Brazil’s new dispute resolution mechanism warmly welcomed

Brazil’s infrastructure ministry and judicial oversight body CNJ launched on Tuesday a dispute resolution committee to improve legal certainty for transport infrastructure projects.

“This initiative is very welcome because it shows that the government is trying to find solutions in the form of mediation or arbitration to deal with legal disputes that have certainly arisen due to pressures on costs for existing concession contracts,” Paulo Dantas, an infrastructure and project finance specialist at law firm Castro Barros Advogados, told BNamericas.

“The path of mediation has a faster solution than a legal dispute in the courts,” he added.

The dispute resolution committee will oversee legal controversies related to projects that are part of the federal investment partnerships program (PPI).

“The joint agenda between the powers [government and CNJ] aims to improve the business environment and improve the performance of the judiciary in the Brazilian infrastructure environment,” the infrastructure ministry said in a release.

The partnership between the ministry and the CNJ will also be important to expand interaction between the federal government and the private sector, it added.

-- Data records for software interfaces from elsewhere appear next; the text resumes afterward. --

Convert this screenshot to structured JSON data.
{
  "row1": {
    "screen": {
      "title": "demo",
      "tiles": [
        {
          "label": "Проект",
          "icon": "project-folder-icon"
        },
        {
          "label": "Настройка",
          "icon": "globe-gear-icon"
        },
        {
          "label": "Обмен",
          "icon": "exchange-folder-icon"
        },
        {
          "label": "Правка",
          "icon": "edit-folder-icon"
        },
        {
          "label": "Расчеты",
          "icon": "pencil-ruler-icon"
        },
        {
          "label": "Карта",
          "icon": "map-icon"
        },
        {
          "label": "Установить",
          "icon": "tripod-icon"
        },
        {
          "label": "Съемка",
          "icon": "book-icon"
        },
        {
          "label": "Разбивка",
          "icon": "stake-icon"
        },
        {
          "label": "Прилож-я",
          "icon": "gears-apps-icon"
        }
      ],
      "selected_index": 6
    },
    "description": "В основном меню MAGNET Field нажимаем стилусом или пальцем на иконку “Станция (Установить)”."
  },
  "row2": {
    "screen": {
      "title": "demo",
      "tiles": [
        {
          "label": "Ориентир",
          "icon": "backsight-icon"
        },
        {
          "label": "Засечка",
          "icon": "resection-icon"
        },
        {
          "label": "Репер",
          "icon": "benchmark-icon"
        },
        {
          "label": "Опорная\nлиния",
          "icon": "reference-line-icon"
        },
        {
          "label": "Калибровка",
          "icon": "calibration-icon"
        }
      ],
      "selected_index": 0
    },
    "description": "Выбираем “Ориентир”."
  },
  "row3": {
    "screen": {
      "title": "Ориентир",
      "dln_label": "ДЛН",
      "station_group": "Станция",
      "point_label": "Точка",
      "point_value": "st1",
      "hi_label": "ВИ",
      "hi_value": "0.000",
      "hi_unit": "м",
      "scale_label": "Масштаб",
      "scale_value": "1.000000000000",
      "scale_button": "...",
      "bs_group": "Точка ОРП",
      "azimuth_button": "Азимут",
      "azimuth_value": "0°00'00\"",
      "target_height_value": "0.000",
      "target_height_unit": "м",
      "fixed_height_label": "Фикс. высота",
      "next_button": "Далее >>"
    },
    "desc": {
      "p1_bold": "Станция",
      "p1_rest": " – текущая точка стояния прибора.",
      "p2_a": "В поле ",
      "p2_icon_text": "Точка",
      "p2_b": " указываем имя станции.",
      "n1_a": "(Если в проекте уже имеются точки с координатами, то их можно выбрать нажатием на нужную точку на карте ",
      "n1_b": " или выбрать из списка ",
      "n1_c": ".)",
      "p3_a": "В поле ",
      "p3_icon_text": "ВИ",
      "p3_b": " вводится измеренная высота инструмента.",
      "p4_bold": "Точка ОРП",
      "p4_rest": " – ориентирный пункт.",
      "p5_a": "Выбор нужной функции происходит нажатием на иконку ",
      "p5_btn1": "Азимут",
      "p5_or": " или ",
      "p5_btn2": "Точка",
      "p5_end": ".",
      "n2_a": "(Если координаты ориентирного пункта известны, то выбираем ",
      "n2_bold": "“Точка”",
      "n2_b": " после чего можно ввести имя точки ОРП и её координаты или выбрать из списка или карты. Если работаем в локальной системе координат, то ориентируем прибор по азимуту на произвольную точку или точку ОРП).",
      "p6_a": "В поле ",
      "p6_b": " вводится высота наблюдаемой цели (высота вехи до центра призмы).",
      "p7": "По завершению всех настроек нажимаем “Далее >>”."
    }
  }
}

The Brazilian government aims to push ahead with plans to award more concessions in the coming months. However, the persistent inflationary pressure is likely to force certain companies that signed concession contracts in recent years to seek a review of the terms.

The main area affected by the sharp increase in costs is highways.

“The sharp and extraordinary rise in prices may make some [highway] tenders unfeasible, as input values included in the original studies for concessions have quickly become outdated,” Marco Aurélio Barcelos, president of Brazilian highway concessionaire association ABCR, told BNamericas in a recent interview, underlining that the price of petroleum asphalt cement, used to make asphalt, has jumped 80% in the last 18 months, while inflation according to the official IPCA index was 16% over the same period.

On the other hand, according to government officials consulted by BNamericas, who declined to be named for this article, they are reluctant to negotiate a review of the existing contracts right now, as they expect that inflationary pressures will tend to cool in the coming months given the aggressive hikes in the central bank’s Selic benchmark rate.